§ **REQUIREMENT**:
Set down all of the data that follows word for word, without the images.

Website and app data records

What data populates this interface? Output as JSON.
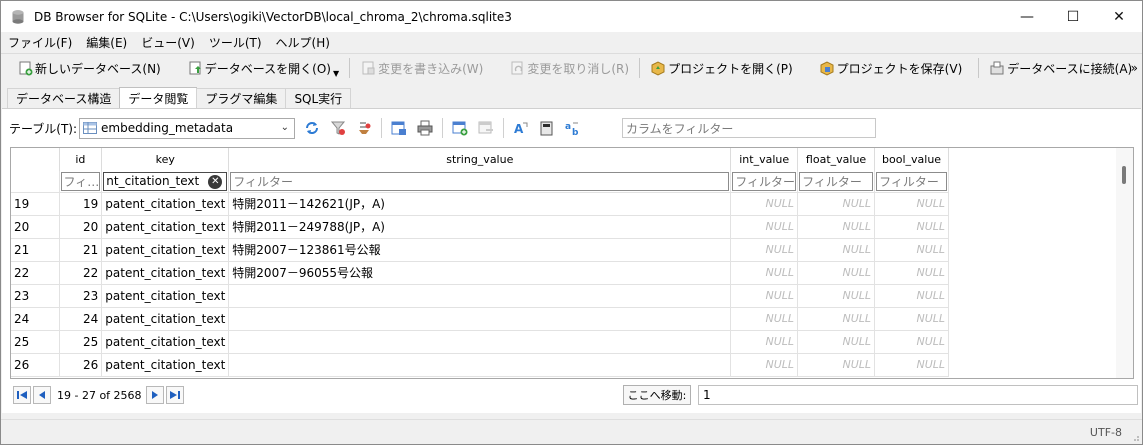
{
  "window": {
    "title": "DB Browser for SQLite - C:\\Users\\ogiki\\VectorDB\\local_chroma_2\\chroma.sqlite3",
    "minimize": "—",
    "maximize": "☐",
    "close": "✕"
  },
  "menu": [
    "ファイル(F)",
    "編集(E)",
    "ビュー(V)",
    "ツール(T)",
    "ヘルプ(H)"
  ],
  "toolbar": {
    "new_db": "新しいデータベース(N)",
    "open_db": "データベースを開く(O)",
    "write_changes": "変更を書き込み(W)",
    "revert_changes": "変更を取り消し(R)",
    "open_project": "プロジェクトを開く(P)",
    "save_project": "プロジェクトを保存(V)",
    "attach_db": "データベースに接続(A)",
    "overflow": "»"
  },
  "tabs": [
    "データベース構造",
    "データ閲覧",
    "プラグマ編集",
    "SQL実行"
  ],
  "active_tab": 1,
  "browse": {
    "table_label": "テーブル(T):",
    "table_value": "embedding_metadata",
    "column_filter_placeholder": "カラムをフィルター"
  },
  "grid": {
    "columns": [
      "id",
      "key",
      "string_value",
      "int_value",
      "float_value",
      "bool_value"
    ],
    "filters": [
      "フィ…",
      "nt_citation_text",
      "フィルター",
      "フィルター",
      "フィルター",
      "フィルター"
    ],
    "rows": [
      {
        "row": "19",
        "id": "19",
        "key": "patent_citation_text",
        "string_value": "特開2011－142621(JP，A)",
        "int_value": "NULL",
        "float_value": "NULL",
        "bool_value": "NULL"
      },
      {
        "row": "20",
        "id": "20",
        "key": "patent_citation_text",
        "string_value": "特開2011－249788(JP，A)",
        "int_value": "NULL",
        "float_value": "NULL",
        "bool_value": "NULL"
      },
      {
        "row": "21",
        "id": "21",
        "key": "patent_citation_text",
        "string_value": "特開2007－123861号公報",
        "int_value": "NULL",
        "float_value": "NULL",
        "bool_value": "NULL"
      },
      {
        "row": "22",
        "id": "22",
        "key": "patent_citation_text",
        "string_value": "特開2007－96055号公報",
        "int_value": "NULL",
        "float_value": "NULL",
        "bool_value": "NULL"
      },
      {
        "row": "23",
        "id": "23",
        "key": "patent_citation_text",
        "string_value": "",
        "int_value": "NULL",
        "float_value": "NULL",
        "bool_value": "NULL"
      },
      {
        "row": "24",
        "id": "24",
        "key": "patent_citation_text",
        "string_value": "",
        "int_value": "NULL",
        "float_value": "NULL",
        "bool_value": "NULL"
      },
      {
        "row": "25",
        "id": "25",
        "key": "patent_citation_text",
        "string_value": "",
        "int_value": "NULL",
        "float_value": "NULL",
        "bool_value": "NULL"
      },
      {
        "row": "26",
        "id": "26",
        "key": "patent_citation_text",
        "string_value": "",
        "int_value": "NULL",
        "float_value": "NULL",
        "bool_value": "NULL"
      }
    ]
  },
  "nav": {
    "record_range": "19 - 27 of 2568",
    "goto_label": "ここへ移動:",
    "goto_value": "1"
  },
  "status": {
    "encoding": "UTF-8"
  }
}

§ **OUTPUT FOR THIS EXERCISE**:
What data populates this interface? Output as JSON.
{
  "window": {
    "title": "DB Browser for SQLite - C:\\Users\\ogiki\\VectorDB\\local_chroma_2\\chroma.sqlite3",
    "minimize": "—",
    "maximize": "☐",
    "close": "✕"
  },
  "menu": [
    "ファイル(F)",
    "編集(E)",
    "ビュー(V)",
    "ツール(T)",
    "ヘルプ(H)"
  ],
  "toolbar": {
    "new_db": "新しいデータベース(N)",
    "open_db": "データベースを開く(O)",
    "write_changes": "変更を書き込み(W)",
    "revert_changes": "変更を取り消し(R)",
    "open_project": "プロジェクトを開く(P)",
    "save_project": "プロジェクトを保存(V)",
    "attach_db": "データベースに接続(A)",
    "overflow": "»"
  },
  "tabs": [
    "データベース構造",
    "データ閲覧",
    "プラグマ編集",
    "SQL実行"
  ],
  "active_tab": 1,
  "browse": {
    "table_label": "テーブル(T):",
    "table_value": "embedding_metadata",
    "column_filter_placeholder": "カラムをフィルター"
  },
  "grid": {
    "columns": [
      "id",
      "key",
      "string_value",
      "int_value",
      "float_value",
      "bool_value"
    ],
    "filters": [
      "フィ…",
      "nt_citation_text",
      "フィルター",
      "フィルター",
      "フィルター",
      "フィルター"
    ],
    "rows": [
      {
        "row": "19",
        "id": "19",
        "key": "patent_citation_text",
        "string_value": "特開2011－142621(JP，A)",
        "int_value": "NULL",
        "float_value": "NULL",
        "bool_value": "NULL"
      },
      {
        "row": "20",
        "id": "20",
        "key": "patent_citation_text",
        "string_value": "特開2011－249788(JP，A)",
        "int_value": "NULL",
        "float_value": "NULL",
        "bool_value": "NULL"
      },
      {
        "row": "21",
        "id": "21",
        "key": "patent_citation_text",
        "string_value": "特開2007－123861号公報",
        "int_value": "NULL",
        "float_value": "NULL",
        "bool_value": "NULL"
      },
      {
        "row": "22",
        "id": "22",
        "key": "patent_citation_text",
        "string_value": "特開2007－96055号公報",
        "int_value": "NULL",
        "float_value": "NULL",
        "bool_value": "NULL"
      },
      {
        "row": "23",
        "id": "23",
        "key": "patent_citation_text",
        "string_value": "",
        "int_value": "NULL",
        "float_value": "NULL",
        "bool_value": "NULL"
      },
      {
        "row": "24",
        "id": "24",
        "key": "patent_citation_text",
        "string_value": "",
        "int_value": "NULL",
        "float_value": "NULL",
        "bool_value": "NULL"
      },
      {
        "row": "25",
        "id": "25",
        "key": "patent_citation_text",
        "string_value": "",
        "int_value": "NULL",
        "float_value": "NULL",
        "bool_value": "NULL"
      },
      {
        "row": "26",
        "id": "26",
        "key": "patent_citation_text",
        "string_value": "",
        "int_value": "NULL",
        "float_value": "NULL",
        "bool_value": "NULL"
      }
    ]
  },
  "nav": {
    "record_range": "19 - 27 of 2568",
    "goto_label": "ここへ移動:",
    "goto_value": "1"
  },
  "status": {
    "encoding": "UTF-8"
  }
}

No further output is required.